Eric Mourier, the Danish designer and author of the eponymous typography, recently died of pneumonia. At 82, the designer appeared as an elegant person, open-minded and curious.
Eric Mourier, Danish graphic designer, b. 1939, who was trained as a lithographer in 1961 at Den Grafiske Højskole (from 2008, The Danish School of Media and Journalism), specializing in graphic design. He then taught at the school between 1966 and 1981, and set up his own design studio with his wife Mette Mourier. Together the pair produced some of the best Danish book designs. They work in a traditional, typographic style with much attention to every detail. They have worked on almost every kind of design assignment, from post stamps to comprehensive, illustrated books. They are the authors of several educational books about book design from traditional offset printing and typesetting to layout and design on a screen. Their book “Book design. Layout and design of illustrated books” was updated and reprinted in 2013 and remains one of the most thorough and pedagogical Danish books about book design.
The revival of the Mourier typeface is a human journey. Sébastien Hayez, one of our first type designers, is also a book collector. In the pages of New Alphabets A to Z, published by Herbert Spencer (also publisher of the magazine Typographica), appears one of the first uses of Mourier. No explanation are printed but the whole casting of this book is a dream team of experimental modernism type design: Tom Carnase, Bob Gill, Wim Crouwel, William Sandberg, Derek Birdsall, Armin Hoffman, Ivan Chermayeff & Tomas Geismar, Wolff Olins, and Alan Fletcher. The Mourier Typeface seems to appear as the most radical type design of the book; its geometry shows a methodical construction and a preference for rational solutions (learn more about the type process here).
Creating the Mourier type was a personal project which took a new dimension when the designer asked Danish writer Knud Holten to write a poem “The Myth about the bird B” in 1970 (learn more about this aspect here). The booklet, bound as a leporello, became the only use of the type: type specimen, piece of experimental literature, a design utopia.
If the design revival was an easy task, finding the contact of his creator was something else. Thanks to the help of Frank Adebiaye, we found the contact of a Danish book publisher, working closely with Eric Mourier, who shared his e-mail.
While designing the original booklet, Eric Mourier explained “The letters have been transferred to film, cut apart, and mounted separately on self-adhesive foil, page by page.”.
In an e-mail addressed in 2011, his enthusiasm was vivid:
“It was wonderful and exciting to have the opportunity to set text with my own font! I am very satisfied with the outcome. It is absolutely perfect.”
Beyonce used the type on some of her merchandising in September 2020. Mourier reaction was precious:
“It was really a big surprise. Think that you should experience that your alphabet should appear in such a context. It’s really amusing, and of course it has attracted attention in the family and among colleagues.”

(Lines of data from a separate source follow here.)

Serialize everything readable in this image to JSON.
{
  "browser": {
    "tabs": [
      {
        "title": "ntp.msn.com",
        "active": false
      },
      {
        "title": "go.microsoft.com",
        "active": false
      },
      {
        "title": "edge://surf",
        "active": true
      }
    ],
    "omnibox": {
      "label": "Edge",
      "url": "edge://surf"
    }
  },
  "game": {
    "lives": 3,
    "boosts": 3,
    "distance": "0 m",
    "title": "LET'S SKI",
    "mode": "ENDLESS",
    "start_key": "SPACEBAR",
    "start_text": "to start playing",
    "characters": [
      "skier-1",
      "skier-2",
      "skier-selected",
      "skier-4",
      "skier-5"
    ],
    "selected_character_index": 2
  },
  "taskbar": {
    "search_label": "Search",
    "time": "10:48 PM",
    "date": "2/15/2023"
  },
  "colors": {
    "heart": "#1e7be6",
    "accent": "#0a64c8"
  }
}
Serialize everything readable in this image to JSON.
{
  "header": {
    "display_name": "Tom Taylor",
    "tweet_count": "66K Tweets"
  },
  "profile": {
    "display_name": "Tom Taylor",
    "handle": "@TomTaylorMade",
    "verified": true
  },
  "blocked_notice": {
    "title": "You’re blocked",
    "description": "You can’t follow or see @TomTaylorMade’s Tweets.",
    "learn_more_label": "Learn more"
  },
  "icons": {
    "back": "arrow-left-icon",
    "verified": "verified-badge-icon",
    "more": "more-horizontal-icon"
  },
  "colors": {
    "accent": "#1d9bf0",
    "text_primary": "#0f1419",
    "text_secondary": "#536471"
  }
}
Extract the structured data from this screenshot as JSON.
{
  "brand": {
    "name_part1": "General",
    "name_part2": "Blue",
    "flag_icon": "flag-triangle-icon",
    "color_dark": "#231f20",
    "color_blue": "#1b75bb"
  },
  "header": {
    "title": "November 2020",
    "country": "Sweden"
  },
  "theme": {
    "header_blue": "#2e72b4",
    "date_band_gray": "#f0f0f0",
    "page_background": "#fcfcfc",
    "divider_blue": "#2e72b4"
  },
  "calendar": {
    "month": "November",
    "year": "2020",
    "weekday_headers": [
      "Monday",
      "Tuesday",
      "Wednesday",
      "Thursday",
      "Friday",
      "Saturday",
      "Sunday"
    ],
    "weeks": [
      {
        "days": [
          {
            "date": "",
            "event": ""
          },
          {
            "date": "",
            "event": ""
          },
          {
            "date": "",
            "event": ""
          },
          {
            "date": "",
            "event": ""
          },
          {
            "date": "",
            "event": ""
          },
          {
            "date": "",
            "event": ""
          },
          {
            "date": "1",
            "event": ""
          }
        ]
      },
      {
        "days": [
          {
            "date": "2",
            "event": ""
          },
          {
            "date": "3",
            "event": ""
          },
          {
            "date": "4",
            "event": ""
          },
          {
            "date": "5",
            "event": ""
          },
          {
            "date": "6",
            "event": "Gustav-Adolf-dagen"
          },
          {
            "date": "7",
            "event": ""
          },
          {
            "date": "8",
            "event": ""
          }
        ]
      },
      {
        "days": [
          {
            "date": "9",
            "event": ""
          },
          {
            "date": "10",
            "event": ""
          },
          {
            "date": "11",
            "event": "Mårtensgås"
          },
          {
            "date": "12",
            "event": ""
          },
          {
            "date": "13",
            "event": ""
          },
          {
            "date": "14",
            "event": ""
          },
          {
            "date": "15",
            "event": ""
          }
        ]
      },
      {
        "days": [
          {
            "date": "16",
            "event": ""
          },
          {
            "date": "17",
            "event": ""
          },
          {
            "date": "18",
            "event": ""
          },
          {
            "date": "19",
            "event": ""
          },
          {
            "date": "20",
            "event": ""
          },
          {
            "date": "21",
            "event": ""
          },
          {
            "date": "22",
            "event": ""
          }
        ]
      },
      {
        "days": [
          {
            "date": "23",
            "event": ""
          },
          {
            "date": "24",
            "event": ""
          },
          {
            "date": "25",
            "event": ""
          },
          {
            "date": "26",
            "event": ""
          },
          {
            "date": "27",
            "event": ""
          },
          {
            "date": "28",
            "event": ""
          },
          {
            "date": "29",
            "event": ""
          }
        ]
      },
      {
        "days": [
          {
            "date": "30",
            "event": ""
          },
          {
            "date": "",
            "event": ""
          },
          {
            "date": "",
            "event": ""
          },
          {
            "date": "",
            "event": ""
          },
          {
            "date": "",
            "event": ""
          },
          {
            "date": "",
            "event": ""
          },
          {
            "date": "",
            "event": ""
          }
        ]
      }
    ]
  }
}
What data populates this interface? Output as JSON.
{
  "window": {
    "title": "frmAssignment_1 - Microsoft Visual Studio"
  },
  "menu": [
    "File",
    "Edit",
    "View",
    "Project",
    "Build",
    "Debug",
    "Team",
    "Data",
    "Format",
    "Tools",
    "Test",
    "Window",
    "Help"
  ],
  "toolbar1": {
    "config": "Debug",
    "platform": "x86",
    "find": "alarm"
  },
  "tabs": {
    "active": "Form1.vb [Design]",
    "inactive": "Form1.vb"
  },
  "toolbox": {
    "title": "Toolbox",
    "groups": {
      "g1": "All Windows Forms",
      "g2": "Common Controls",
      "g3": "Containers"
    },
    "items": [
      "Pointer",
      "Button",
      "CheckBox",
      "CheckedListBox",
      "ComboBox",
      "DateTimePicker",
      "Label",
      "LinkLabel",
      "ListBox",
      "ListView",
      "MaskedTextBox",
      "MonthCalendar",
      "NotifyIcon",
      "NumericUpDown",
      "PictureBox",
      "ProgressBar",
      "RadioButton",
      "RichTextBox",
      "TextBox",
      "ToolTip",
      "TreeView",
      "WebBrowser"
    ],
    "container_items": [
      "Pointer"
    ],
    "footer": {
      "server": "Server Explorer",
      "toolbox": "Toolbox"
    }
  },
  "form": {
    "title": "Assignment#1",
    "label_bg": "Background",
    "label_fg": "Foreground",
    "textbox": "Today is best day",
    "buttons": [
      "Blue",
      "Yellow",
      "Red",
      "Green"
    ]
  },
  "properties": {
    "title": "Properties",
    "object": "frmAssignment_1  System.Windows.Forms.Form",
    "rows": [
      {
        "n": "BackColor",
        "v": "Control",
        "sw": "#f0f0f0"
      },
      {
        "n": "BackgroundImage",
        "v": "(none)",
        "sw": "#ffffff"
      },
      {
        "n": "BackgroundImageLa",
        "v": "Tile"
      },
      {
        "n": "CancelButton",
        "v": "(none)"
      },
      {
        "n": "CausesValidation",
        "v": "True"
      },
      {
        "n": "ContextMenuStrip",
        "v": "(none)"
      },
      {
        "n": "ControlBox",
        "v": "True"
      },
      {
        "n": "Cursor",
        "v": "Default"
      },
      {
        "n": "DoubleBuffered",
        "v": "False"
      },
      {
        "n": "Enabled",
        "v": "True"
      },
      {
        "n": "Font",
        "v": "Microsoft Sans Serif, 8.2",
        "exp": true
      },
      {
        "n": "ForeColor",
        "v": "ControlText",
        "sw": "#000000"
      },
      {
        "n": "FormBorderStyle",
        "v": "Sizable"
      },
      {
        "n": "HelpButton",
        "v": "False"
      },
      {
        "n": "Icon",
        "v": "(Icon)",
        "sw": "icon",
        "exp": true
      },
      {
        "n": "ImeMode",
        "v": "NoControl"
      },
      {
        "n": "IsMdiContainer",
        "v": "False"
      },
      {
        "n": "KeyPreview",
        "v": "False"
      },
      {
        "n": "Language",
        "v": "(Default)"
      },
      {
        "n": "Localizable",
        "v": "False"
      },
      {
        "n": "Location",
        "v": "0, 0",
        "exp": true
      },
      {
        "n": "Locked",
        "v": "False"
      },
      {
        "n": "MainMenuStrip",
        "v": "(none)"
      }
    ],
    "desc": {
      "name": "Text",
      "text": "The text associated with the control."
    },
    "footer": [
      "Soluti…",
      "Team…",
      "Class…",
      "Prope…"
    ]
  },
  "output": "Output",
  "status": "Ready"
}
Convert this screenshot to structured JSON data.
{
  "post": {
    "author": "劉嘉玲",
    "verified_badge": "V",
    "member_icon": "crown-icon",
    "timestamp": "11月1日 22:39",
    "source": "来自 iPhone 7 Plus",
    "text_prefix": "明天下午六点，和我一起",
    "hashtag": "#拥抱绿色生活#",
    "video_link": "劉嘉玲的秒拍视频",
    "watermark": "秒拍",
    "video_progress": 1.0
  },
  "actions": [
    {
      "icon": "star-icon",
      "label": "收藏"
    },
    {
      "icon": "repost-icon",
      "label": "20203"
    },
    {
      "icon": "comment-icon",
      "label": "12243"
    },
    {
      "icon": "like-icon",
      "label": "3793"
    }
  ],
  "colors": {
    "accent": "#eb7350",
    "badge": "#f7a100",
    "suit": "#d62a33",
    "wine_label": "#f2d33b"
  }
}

The Velvetyne team hope Eric Mourier’s memory will be still alive thanks to his work.
Our thoughts are with his wife Mette, his family, his relatives and all those who had the chance to cross his path.